◆ **TASK BRIEF**:
Starting at the first entry, print everything through the last exactly.

◆ **RECORDS TO PROCESS**:

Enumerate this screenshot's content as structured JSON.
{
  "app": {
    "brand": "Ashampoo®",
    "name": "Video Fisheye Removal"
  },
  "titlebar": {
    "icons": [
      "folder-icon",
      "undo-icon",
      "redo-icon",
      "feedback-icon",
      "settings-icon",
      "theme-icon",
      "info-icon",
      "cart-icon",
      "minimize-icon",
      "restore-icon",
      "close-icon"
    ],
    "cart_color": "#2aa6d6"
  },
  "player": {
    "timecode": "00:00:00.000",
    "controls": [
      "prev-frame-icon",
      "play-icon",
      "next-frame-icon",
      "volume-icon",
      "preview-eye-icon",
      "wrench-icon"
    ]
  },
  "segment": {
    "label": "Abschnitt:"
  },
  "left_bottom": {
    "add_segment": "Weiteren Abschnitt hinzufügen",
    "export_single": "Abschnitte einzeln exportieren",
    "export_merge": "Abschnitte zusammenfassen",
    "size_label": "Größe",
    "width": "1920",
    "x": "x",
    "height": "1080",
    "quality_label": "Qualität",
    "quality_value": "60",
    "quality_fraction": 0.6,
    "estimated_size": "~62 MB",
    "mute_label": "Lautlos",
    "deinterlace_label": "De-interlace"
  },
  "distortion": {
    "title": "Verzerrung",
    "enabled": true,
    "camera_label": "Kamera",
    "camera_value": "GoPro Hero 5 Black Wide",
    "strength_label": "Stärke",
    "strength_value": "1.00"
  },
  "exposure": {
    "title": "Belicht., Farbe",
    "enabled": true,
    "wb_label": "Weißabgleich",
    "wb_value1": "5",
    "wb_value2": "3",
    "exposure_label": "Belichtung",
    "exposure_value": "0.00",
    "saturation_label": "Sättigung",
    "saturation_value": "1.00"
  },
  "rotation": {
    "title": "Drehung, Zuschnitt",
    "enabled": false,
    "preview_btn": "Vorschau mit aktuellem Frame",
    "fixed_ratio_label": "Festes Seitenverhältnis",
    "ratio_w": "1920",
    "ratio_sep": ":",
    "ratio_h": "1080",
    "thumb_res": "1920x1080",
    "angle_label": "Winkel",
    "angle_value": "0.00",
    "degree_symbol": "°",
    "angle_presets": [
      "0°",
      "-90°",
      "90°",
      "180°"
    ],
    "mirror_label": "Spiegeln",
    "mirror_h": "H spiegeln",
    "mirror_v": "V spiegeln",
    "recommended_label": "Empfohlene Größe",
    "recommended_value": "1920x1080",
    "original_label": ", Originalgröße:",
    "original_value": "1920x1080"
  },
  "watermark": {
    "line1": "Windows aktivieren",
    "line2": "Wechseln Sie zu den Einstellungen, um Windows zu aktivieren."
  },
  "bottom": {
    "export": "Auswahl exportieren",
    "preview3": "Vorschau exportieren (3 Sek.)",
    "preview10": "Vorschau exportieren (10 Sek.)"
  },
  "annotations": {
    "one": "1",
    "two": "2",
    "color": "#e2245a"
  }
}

◆ **SOLUTION FOR THIS PROBLEM**:
Enumerate this screenshot's content as structured JSON.
{
  "app": {
    "brand": "Ashampoo®",
    "name": "Video Fisheye Removal"
  },
  "titlebar": {
    "icons": [
      "folder-icon",
      "undo-icon",
      "redo-icon",
      "feedback-icon",
      "settings-icon",
      "theme-icon",
      "info-icon",
      "cart-icon",
      "minimize-icon",
      "restore-icon",
      "close-icon"
    ],
    "cart_color": "#2aa6d6"
  },
  "player": {
    "timecode": "00:00:00.000",
    "controls": [
      "prev-frame-icon",
      "play-icon",
      "next-frame-icon",
      "volume-icon",
      "preview-eye-icon",
      "wrench-icon"
    ]
  },
  "segment": {
    "label": "Abschnitt:"
  },
  "left_bottom": {
    "add_segment": "Weiteren Abschnitt hinzufügen",
    "export_single": "Abschnitte einzeln exportieren",
    "export_merge": "Abschnitte zusammenfassen",
    "size_label": "Größe",
    "width": "1920",
    "x": "x",
    "height": "1080",
    "quality_label": "Qualität",
    "quality_value": "60",
    "quality_fraction": 0.6,
    "estimated_size": "~62 MB",
    "mute_label": "Lautlos",
    "deinterlace_label": "De-interlace"
  },
  "distortion": {
    "title": "Verzerrung",
    "enabled": true,
    "camera_label": "Kamera",
    "camera_value": "GoPro Hero 5 Black Wide",
    "strength_label": "Stärke",
    "strength_value": "1.00"
  },
  "exposure": {
    "title": "Belicht., Farbe",
    "enabled": true,
    "wb_label": "Weißabgleich",
    "wb_value1": "5",
    "wb_value2": "3",
    "exposure_label": "Belichtung",
    "exposure_value": "0.00",
    "saturation_label": "Sättigung",
    "saturation_value": "1.00"
  },
  "rotation": {
    "title": "Drehung, Zuschnitt",
    "enabled": false,
    "preview_btn": "Vorschau mit aktuellem Frame",
    "fixed_ratio_label": "Festes Seitenverhältnis",
    "ratio_w": "1920",
    "ratio_sep": ":",
    "ratio_h": "1080",
    "thumb_res": "1920x1080",
    "angle_label": "Winkel",
    "angle_value": "0.00",
    "degree_symbol": "°",
    "angle_presets": [
      "0°",
      "-90°",
      "90°",
      "180°"
    ],
    "mirror_label": "Spiegeln",
    "mirror_h": "H spiegeln",
    "mirror_v": "V spiegeln",
    "recommended_label": "Empfohlene Größe",
    "recommended_value": "1920x1080",
    "original_label": ", Originalgröße:",
    "original_value": "1920x1080"
  },
  "watermark": {
    "line1": "Windows aktivieren",
    "line2": "Wechseln Sie zu den Einstellungen, um Windows zu aktivieren."
  },
  "bottom": {
    "export": "Auswahl exportieren",
    "preview3": "Vorschau exportieren (3 Sek.)",
    "preview10": "Vorschau exportieren (10 Sek.)"
  },
  "annotations": {
    "one": "1",
    "two": "2",
    "color": "#e2245a"
  }
}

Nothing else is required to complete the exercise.